he decides it is time to overtake 3 huge trucks in front of him.
It doesn't take a total genius to realise that trying to pass one
very large motor vehicle (let alone 3) uphill, on a blind corner,
in a diesel powered bus, carrying 50 people who have entrusted their
lives in you, might not be the most appropriate course of action!!
Luckily the oncoming car managed to do an emergency stop, as did
the bus, and Jose El Loco, the driver of the bus 507, and his passengers
continued on the correct side of the road, for a little while at
myself a 'high five'
first major stop after the border crossing with the USA at Agua
Prieta was in Creel, near the Copper Canyon, where I even managed
to spend a whole day not riding the wife and went for a walk instead.
The following day I drove the wife fully loaded down the switchback
hillside hugging track to the base the Copper Canyon at Batopilas.
That was scary! It was hot and steamy and being a mild, fair-skinned
English sort, I cut a trail again the next day. On the way I had
occasion to let out a great whoop of joy and to give myself a 'high
reason: I had struck one back for all motorcyclists, bicyclists
and postmen. Some nasty, rabid dog took it upon himself to run next
to me, bark like a berserker and try to bit my leg. However, just
as he was about to take a nice, tasty chunk, my left steel toe-capped
paratrooper boot was propelled with the force and accuracy of a
Rob Andrew Five Nations winning penalty, into his scull. I definitely
heard a crack over the sound of the wife's engine, as he was propelled
backwards off the cliff. I didn't stop to check whether he could
swim or even had the inclination to want to continue life in this
world or in dog-hell.
silver towns of Patzcuaro and Tasco to the south west of Mexico
City were good, but Abaca was disappointing considering the rave
reviews I had heard. In Guadalajara, Mexico’s second city,
I contacted Estefan through the BMWMOA and he allowed me to do a
full service on the wife in his garage. I got more than I bargained
the clouds as instructed
asked me what I was doing the following day and offered to take
me to Pacific Ocean port of Puerto Vallarta for lunch. I was a little
confused as I knew that it was 5 or 6 hours drive to the west. It
was however only 45 minutes flight in his private 4 seater aircraft.
The fish tacos were great. On the way back I flew a short bit, dodging
the clouds as instructed. It was exhilarating, but the status of
my underwear shall remain undisclosed!
you have already learnt, Norman, my little 3 inch tall Toglosh/
African good luck charm from Malawi who was riding shotgun on the
wife's front mudguard is MIA, presumed half-hitched by some nasty
shit at a road block where my attention was distracted. I'm not
exactly sure where, but there was only one real opportunity for
him to disappear.
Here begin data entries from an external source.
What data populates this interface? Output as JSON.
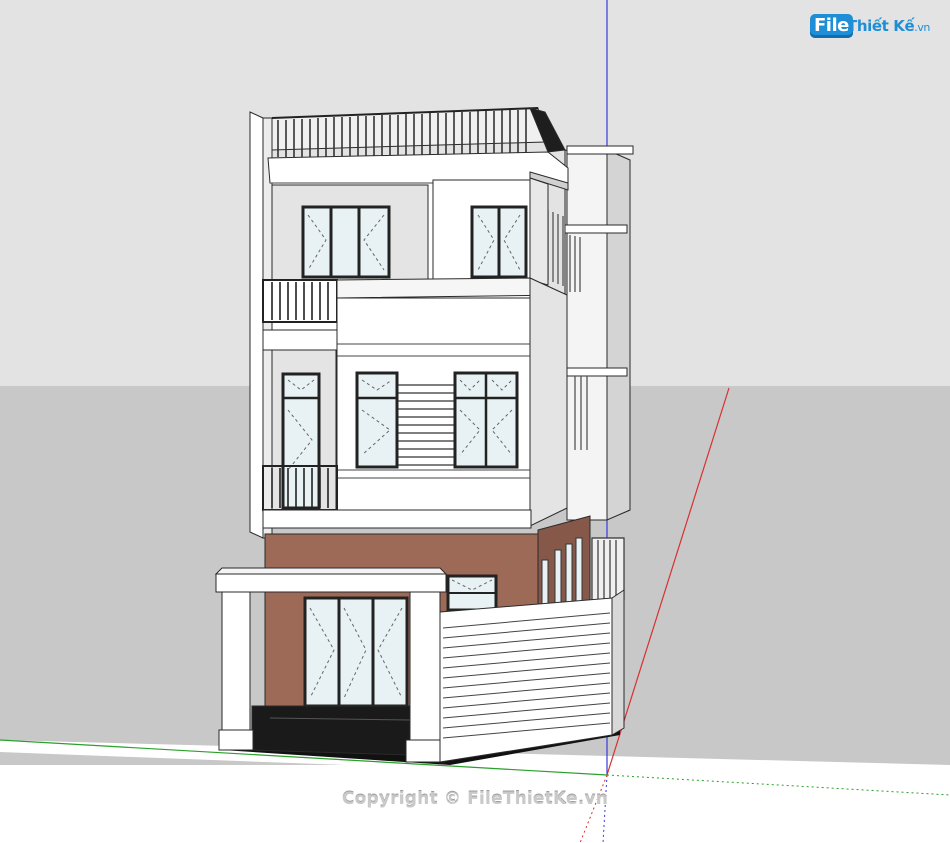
{
  "app": {
    "logo": {
      "file": "File",
      "rest": "Thiết Kế",
      "tld": ".vn"
    },
    "watermark": "Copyright © FileThietKe.vn"
  },
  "scene": {
    "sky_color": "#e3e3e3",
    "ground_color": "#c8c8c8",
    "wall_color": "#ffffff",
    "shadow_wall_color": "#dcdcdc",
    "brick_color": "#9e6a58",
    "glass_color": "#e8f2f4",
    "frame_color": "#2a2a2a",
    "axis_colors": {
      "blue": "#3a3ae0",
      "red": "#d83030",
      "green": "#2aa02a"
    }
  }
}
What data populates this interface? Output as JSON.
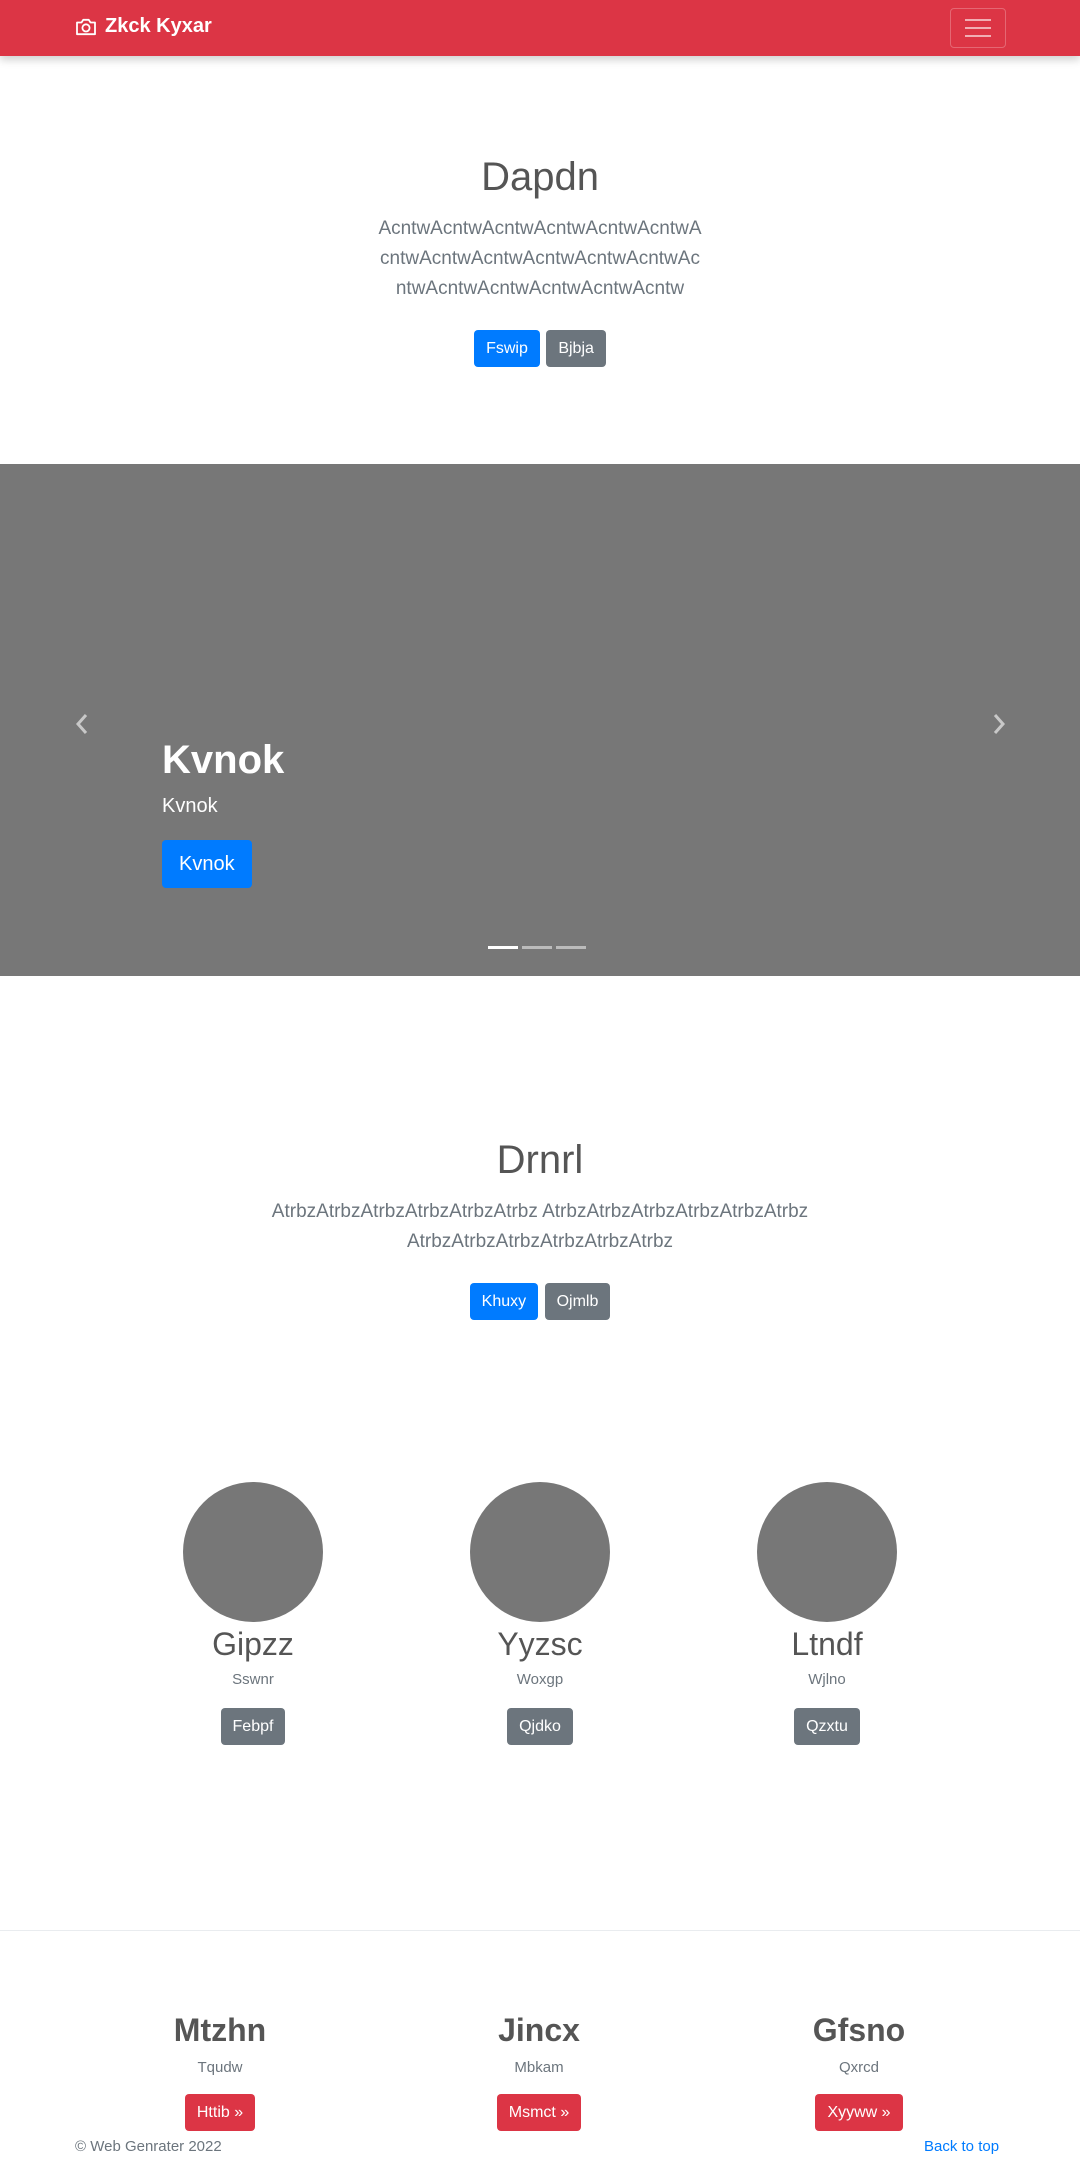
{
  "navbar": {
    "brand": "Zkck Kyxar",
    "brand_icon": "camera-icon",
    "toggler_icon": "hamburger-icon",
    "background": "#dc3545"
  },
  "hero1": {
    "title": "Dapdn",
    "text": "AcntwAcntwAcntwAcntwAcntwAcntwAcntwAcntwAcntwAcntwAcntwAcntwAcntwAcntwAcntwAcntwAcntwAcntw",
    "primary_button": "Fswip",
    "secondary_button": "Bjbja"
  },
  "carousel": {
    "title": "Kvnok",
    "subtitle": "Kvnok",
    "button": "Kvnok",
    "slide_count": 3,
    "active_slide": 1,
    "prev_icon": "chevron-left-icon",
    "next_icon": "chevron-right-icon"
  },
  "hero2": {
    "title": "Drnrl",
    "text": "AtrbzAtrbzAtrbzAtrbzAtrbzAtrbz AtrbzAtrbzAtrbzAtrbzAtrbzAtrbz AtrbzAtrbzAtrbzAtrbzAtrbzAtrbz",
    "primary_button": "Khuxy",
    "secondary_button": "Ojmlb"
  },
  "features": [
    {
      "title": "Gipzz",
      "subtitle": "Sswnr",
      "button": "Febpf"
    },
    {
      "title": "Yyzsc",
      "subtitle": "Woxgp",
      "button": "Qjdko"
    },
    {
      "title": "Ltndf",
      "subtitle": "Wjlno",
      "button": "Qzxtu"
    }
  ],
  "bottom": [
    {
      "title": "Mtzhn",
      "subtitle": "Tqudw",
      "button": "Httib »"
    },
    {
      "title": "Jincx",
      "subtitle": "Mbkam",
      "button": "Msmct »"
    },
    {
      "title": "Gfsno",
      "subtitle": "Qxrcd",
      "button": "Xyyww »"
    }
  ],
  "footer": {
    "copyright": "© Web Genrater 2022",
    "back_to_top": "Back to top"
  }
}
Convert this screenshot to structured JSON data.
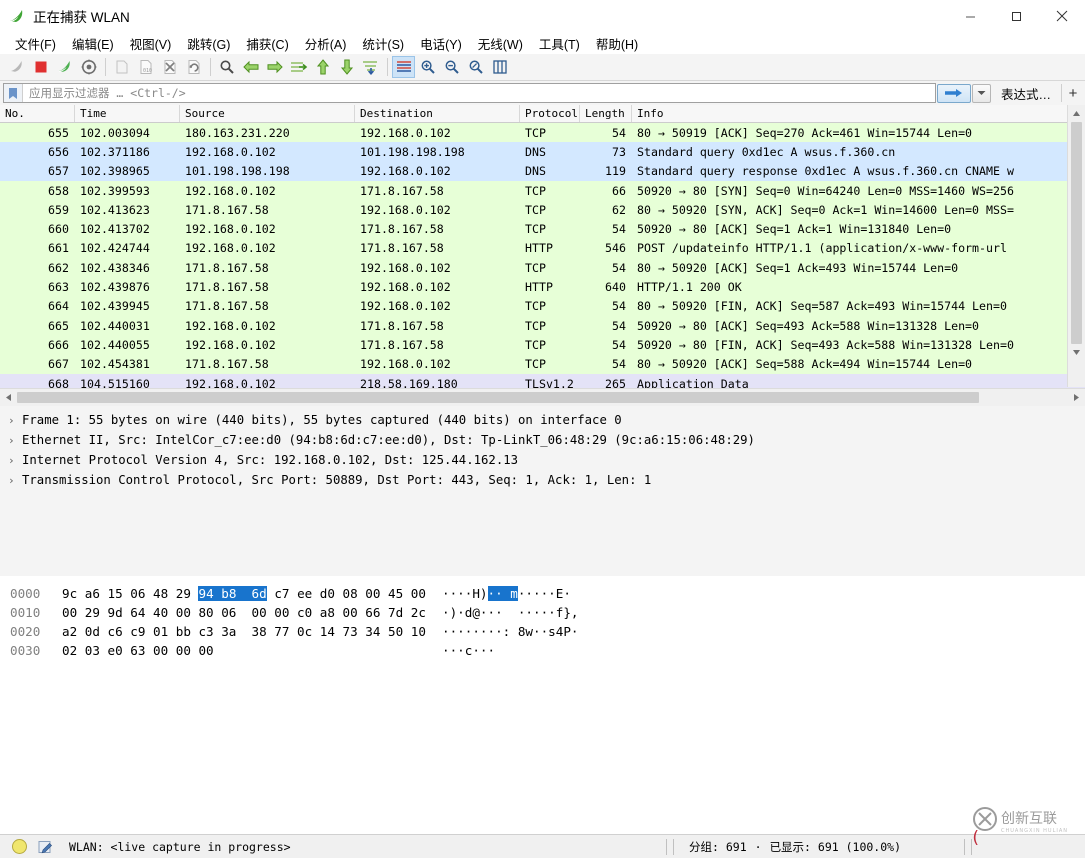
{
  "window": {
    "title": "正在捕获 WLAN",
    "icon": "wireshark-shark-fin-icon",
    "minimize_label": "—",
    "maximize_label": "□",
    "close_label": "✕"
  },
  "menubar": {
    "items": [
      {
        "label": "文件(F)",
        "name": "menu-file"
      },
      {
        "label": "编辑(E)",
        "name": "menu-edit"
      },
      {
        "label": "视图(V)",
        "name": "menu-view"
      },
      {
        "label": "跳转(G)",
        "name": "menu-go"
      },
      {
        "label": "捕获(C)",
        "name": "menu-capture"
      },
      {
        "label": "分析(A)",
        "name": "menu-analyze"
      },
      {
        "label": "统计(S)",
        "name": "menu-statistics"
      },
      {
        "label": "电话(Y)",
        "name": "menu-telephony"
      },
      {
        "label": "无线(W)",
        "name": "menu-wireless"
      },
      {
        "label": "工具(T)",
        "name": "menu-tools"
      },
      {
        "label": "帮助(H)",
        "name": "menu-help"
      }
    ]
  },
  "toolbar": {
    "buttons": [
      {
        "name": "start-capture-icon",
        "tip": "开始捕获"
      },
      {
        "name": "stop-capture-icon",
        "tip": "停止捕获"
      },
      {
        "name": "restart-capture-icon",
        "tip": "重新开始捕获"
      },
      {
        "name": "capture-options-icon",
        "tip": "捕获选项"
      },
      {
        "name": "open-file-icon",
        "tip": "打开"
      },
      {
        "name": "save-file-icon",
        "tip": "保存"
      },
      {
        "name": "close-file-icon",
        "tip": "关闭"
      },
      {
        "name": "reload-file-icon",
        "tip": "重新加载"
      },
      {
        "name": "find-packet-icon",
        "tip": "查找分组"
      },
      {
        "name": "go-back-icon",
        "tip": "前一分组"
      },
      {
        "name": "go-forward-icon",
        "tip": "后一分组"
      },
      {
        "name": "go-to-packet-icon",
        "tip": "跳转到分组"
      },
      {
        "name": "go-first-packet-icon",
        "tip": "第一个分组"
      },
      {
        "name": "go-last-packet-icon",
        "tip": "最后一个分组"
      },
      {
        "name": "auto-scroll-icon",
        "tip": "自动滚动"
      },
      {
        "name": "colorize-icon",
        "tip": "着色"
      },
      {
        "name": "zoom-in-icon",
        "tip": "放大"
      },
      {
        "name": "zoom-out-icon",
        "tip": "缩小"
      },
      {
        "name": "zoom-reset-icon",
        "tip": "正常大小"
      },
      {
        "name": "resize-columns-icon",
        "tip": "调整列宽"
      }
    ]
  },
  "filter": {
    "placeholder": "应用显示过滤器 … <Ctrl-/>",
    "value": "",
    "bookmark_icon": "bookmark-icon",
    "apply_icon": "arrow-right-icon",
    "dropdown_icon": "chevron-down-icon",
    "expression_label": "表达式…",
    "plus_label": "+"
  },
  "packet_list": {
    "columns": [
      {
        "label": "No.",
        "key": "no"
      },
      {
        "label": "Time",
        "key": "time"
      },
      {
        "label": "Source",
        "key": "source"
      },
      {
        "label": "Destination",
        "key": "destination"
      },
      {
        "label": "Protocol",
        "key": "protocol"
      },
      {
        "label": "Length",
        "key": "length"
      },
      {
        "label": "Info",
        "key": "info"
      }
    ],
    "rows": [
      {
        "no": "655",
        "time": "102.003094",
        "source": "180.163.231.220",
        "destination": "192.168.0.102",
        "protocol": "TCP",
        "length": "54",
        "info": "80 → 50919 [ACK] Seq=270 Ack=461 Win=15744 Len=0",
        "bg": "green"
      },
      {
        "no": "656",
        "time": "102.371186",
        "source": "192.168.0.102",
        "destination": "101.198.198.198",
        "protocol": "DNS",
        "length": "73",
        "info": "Standard query 0xd1ec A wsus.f.360.cn",
        "bg": "blue"
      },
      {
        "no": "657",
        "time": "102.398965",
        "source": "101.198.198.198",
        "destination": "192.168.0.102",
        "protocol": "DNS",
        "length": "119",
        "info": "Standard query response 0xd1ec A wsus.f.360.cn CNAME w",
        "bg": "blue"
      },
      {
        "no": "658",
        "time": "102.399593",
        "source": "192.168.0.102",
        "destination": "171.8.167.58",
        "protocol": "TCP",
        "length": "66",
        "info": "50920 → 80 [SYN] Seq=0 Win=64240 Len=0 MSS=1460 WS=256",
        "bg": "green"
      },
      {
        "no": "659",
        "time": "102.413623",
        "source": "171.8.167.58",
        "destination": "192.168.0.102",
        "protocol": "TCP",
        "length": "62",
        "info": "80 → 50920 [SYN, ACK] Seq=0 Ack=1 Win=14600 Len=0 MSS=",
        "bg": "green"
      },
      {
        "no": "660",
        "time": "102.413702",
        "source": "192.168.0.102",
        "destination": "171.8.167.58",
        "protocol": "TCP",
        "length": "54",
        "info": "50920 → 80 [ACK] Seq=1 Ack=1 Win=131840 Len=0",
        "bg": "green"
      },
      {
        "no": "661",
        "time": "102.424744",
        "source": "192.168.0.102",
        "destination": "171.8.167.58",
        "protocol": "HTTP",
        "length": "546",
        "info": "POST /updateinfo HTTP/1.1  (application/x-www-form-url",
        "bg": "green"
      },
      {
        "no": "662",
        "time": "102.438346",
        "source": "171.8.167.58",
        "destination": "192.168.0.102",
        "protocol": "TCP",
        "length": "54",
        "info": "80 → 50920 [ACK] Seq=1 Ack=493 Win=15744 Len=0",
        "bg": "green"
      },
      {
        "no": "663",
        "time": "102.439876",
        "source": "171.8.167.58",
        "destination": "192.168.0.102",
        "protocol": "HTTP",
        "length": "640",
        "info": "HTTP/1.1 200 OK",
        "bg": "green"
      },
      {
        "no": "664",
        "time": "102.439945",
        "source": "171.8.167.58",
        "destination": "192.168.0.102",
        "protocol": "TCP",
        "length": "54",
        "info": "80 → 50920 [FIN, ACK] Seq=587 Ack=493 Win=15744 Len=0",
        "bg": "green"
      },
      {
        "no": "665",
        "time": "102.440031",
        "source": "192.168.0.102",
        "destination": "171.8.167.58",
        "protocol": "TCP",
        "length": "54",
        "info": "50920 → 80 [ACK] Seq=493 Ack=588 Win=131328 Len=0",
        "bg": "green"
      },
      {
        "no": "666",
        "time": "102.440055",
        "source": "192.168.0.102",
        "destination": "171.8.167.58",
        "protocol": "TCP",
        "length": "54",
        "info": "50920 → 80 [FIN, ACK] Seq=493 Ack=588 Win=131328 Len=0",
        "bg": "green"
      },
      {
        "no": "667",
        "time": "102.454381",
        "source": "171.8.167.58",
        "destination": "192.168.0.102",
        "protocol": "TCP",
        "length": "54",
        "info": "80 → 50920 [ACK] Seq=588 Ack=494 Win=15744 Len=0",
        "bg": "green"
      },
      {
        "no": "668",
        "time": "104.515160",
        "source": "192.168.0.102",
        "destination": "218.58.169.180",
        "protocol": "TLSv1.2",
        "length": "265",
        "info": "Application Data",
        "bg": "purple"
      }
    ]
  },
  "detail_pane": {
    "rows": [
      {
        "text": "Frame 1: 55 bytes on wire (440 bits), 55 bytes captured (440 bits) on interface 0",
        "name": "detail-row-frame"
      },
      {
        "text": "Ethernet II, Src: IntelCor_c7:ee:d0 (94:b8:6d:c7:ee:d0), Dst: Tp-LinkT_06:48:29 (9c:a6:15:06:48:29)",
        "name": "detail-row-ethernet"
      },
      {
        "text": "Internet Protocol Version 4, Src: 192.168.0.102, Dst: 125.44.162.13",
        "name": "detail-row-ipv4"
      },
      {
        "text": "Transmission Control Protocol, Src Port: 50889, Dst Port: 443, Seq: 1, Ack: 1, Len: 1",
        "name": "detail-row-tcp"
      }
    ],
    "expander_glyph": "›"
  },
  "hex_pane": {
    "rows": [
      {
        "offset": "0000",
        "bytes_pre": "9c a6 15 06 48 29 ",
        "bytes_hl": "94 b8  6d",
        "bytes_post": " c7 ee d0 08 00 45 00",
        "ascii_pre": "····H)",
        "ascii_hl": "·· m",
        "ascii_post": "·····E·"
      },
      {
        "offset": "0010",
        "bytes_pre": "00 29 9d 64 40 00 80 06  00 00 c0 a8 00 66 7d 2c",
        "bytes_hl": "",
        "bytes_post": "",
        "ascii_pre": "·)·d@···  ·····f},",
        "ascii_hl": "",
        "ascii_post": ""
      },
      {
        "offset": "0020",
        "bytes_pre": "a2 0d c6 c9 01 bb c3 3a  38 77 0c 14 73 34 50 10",
        "bytes_hl": "",
        "bytes_post": "",
        "ascii_pre": "········: 8w··s4P·",
        "ascii_hl": "",
        "ascii_post": ""
      },
      {
        "offset": "0030",
        "bytes_pre": "02 03 e0 63 00 00 00",
        "bytes_hl": "",
        "bytes_post": "",
        "ascii_pre": "···c···",
        "ascii_hl": "",
        "ascii_post": ""
      }
    ]
  },
  "statusbar": {
    "capture_status_icon": "capture-status-circle-icon",
    "capture_file_icon": "capture-comment-icon",
    "interface_text": "WLAN: <live capture in progress>",
    "packets_label": "分组: 691",
    "separator_dot": "·",
    "displayed_label": "已显示: 691 (100.0%)",
    "profile_watermark": "创新互联"
  },
  "colors": {
    "row_green": "#e7ffd7",
    "row_blue": "#d3e8ff",
    "row_purple": "#e4e3f7",
    "hex_highlight": "#1874cd",
    "toolbar_bg": "#f4f4f4",
    "accent_blue": "#1874cd"
  }
}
It is unlikely he fell off as he was very firmly
attached, but brute force would easily have ejected him from his
perch. From now on, the wife and I are on the 'Norman Memorial Tour'
and are in a permanent state of mourning.
anyone is going anywhere near Nhkata Bay on Lake Malawi, I can tell
you exactly where to go to get me a replacement Norman. He only
costs 2 bucks, but you'd be doing me a monumental favour.
team, over and out. Hope all is good at yours. Nicaragua, Costa
Rica and Panama follow, before I have to decide whether I head straight
for Ecuador or try my hand avoiding the ELN in Colombia first.